ASSIGNED TASK: For this exercise, return all the data word for word, with images left out.

RECORDS TO USE:
/---
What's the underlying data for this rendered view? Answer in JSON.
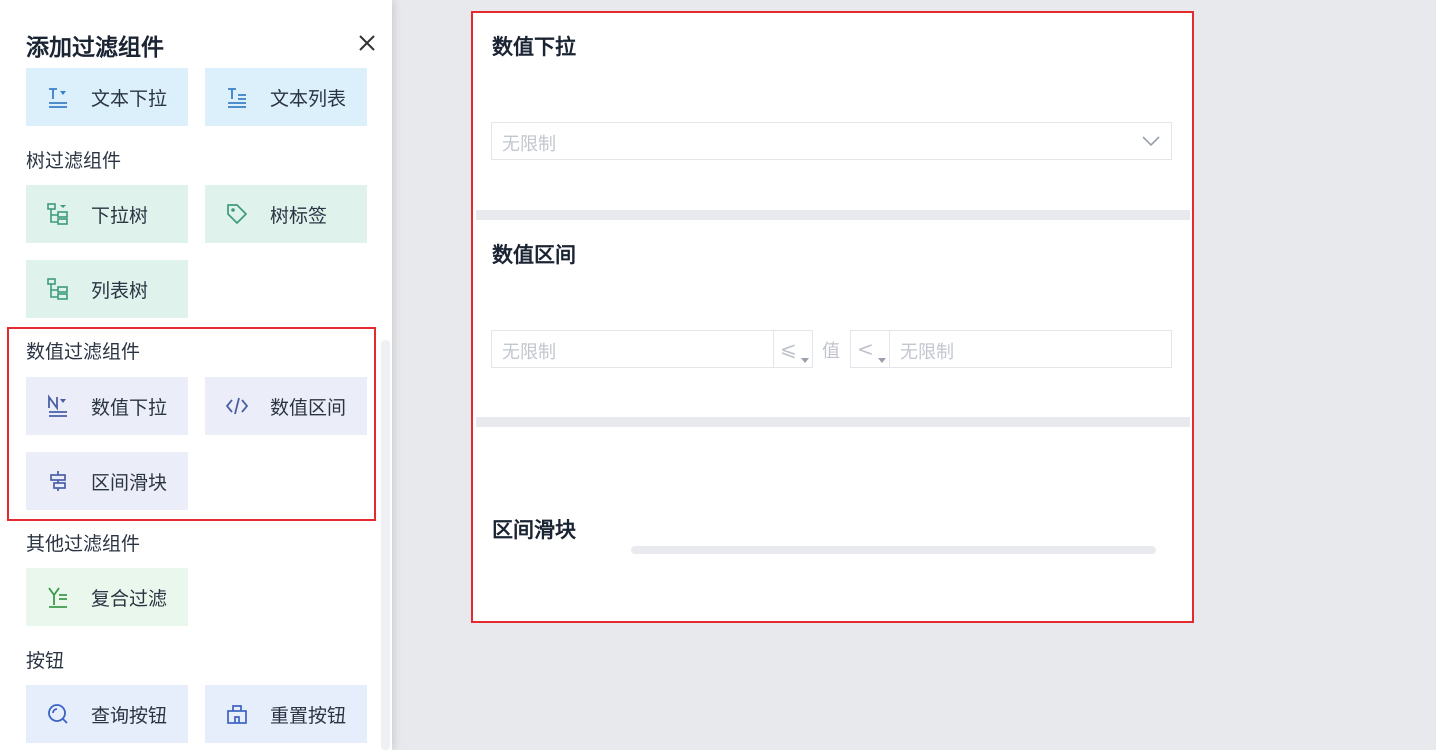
{
  "panel": {
    "title": "添加过滤组件",
    "sections": {
      "tree": "树过滤组件",
      "number": "数值过滤组件",
      "other": "其他过滤组件",
      "button": "按钮"
    },
    "items": {
      "text_dropdown": "文本下拉",
      "text_list": "文本列表",
      "tree_dropdown": "下拉树",
      "tree_tag": "树标签",
      "tree_list": "列表树",
      "num_dropdown": "数值下拉",
      "num_range": "数值区间",
      "range_slider": "区间滑块",
      "composite_filter": "复合过滤",
      "query_button": "查询按钮",
      "reset_button": "重置按钮"
    }
  },
  "canvas": {
    "num_dropdown": {
      "title": "数值下拉",
      "placeholder": "无限制"
    },
    "num_range": {
      "title": "数值区间",
      "min_placeholder": "无限制",
      "op_left": "⩽",
      "value_label": "值",
      "op_right": "<",
      "max_placeholder": "无限制"
    },
    "range_slider": {
      "title": "区间滑块"
    }
  },
  "colors": {
    "highlight": "#e22a2f",
    "text_item_bg": "#dcf0fb",
    "tree_item_bg": "#dff2ec",
    "num_item_bg": "#ebeef8",
    "other_item_bg": "#eaf7ec",
    "button_item_bg": "#e6edfb"
  }
}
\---
YOUR RESPONSE:
What's the underlying data for this rendered view? Answer in JSON.
{
  "panel": {
    "title": "添加过滤组件",
    "sections": {
      "tree": "树过滤组件",
      "number": "数值过滤组件",
      "other": "其他过滤组件",
      "button": "按钮"
    },
    "items": {
      "text_dropdown": "文本下拉",
      "text_list": "文本列表",
      "tree_dropdown": "下拉树",
      "tree_tag": "树标签",
      "tree_list": "列表树",
      "num_dropdown": "数值下拉",
      "num_range": "数值区间",
      "range_slider": "区间滑块",
      "composite_filter": "复合过滤",
      "query_button": "查询按钮",
      "reset_button": "重置按钮"
    }
  },
  "canvas": {
    "num_dropdown": {
      "title": "数值下拉",
      "placeholder": "无限制"
    },
    "num_range": {
      "title": "数值区间",
      "min_placeholder": "无限制",
      "op_left": "⩽",
      "value_label": "值",
      "op_right": "<",
      "max_placeholder": "无限制"
    },
    "range_slider": {
      "title": "区间滑块"
    }
  },
  "colors": {
    "highlight": "#e22a2f",
    "text_item_bg": "#dcf0fb",
    "tree_item_bg": "#dff2ec",
    "num_item_bg": "#ebeef8",
    "other_item_bg": "#eaf7ec",
    "button_item_bg": "#e6edfb"
  }
}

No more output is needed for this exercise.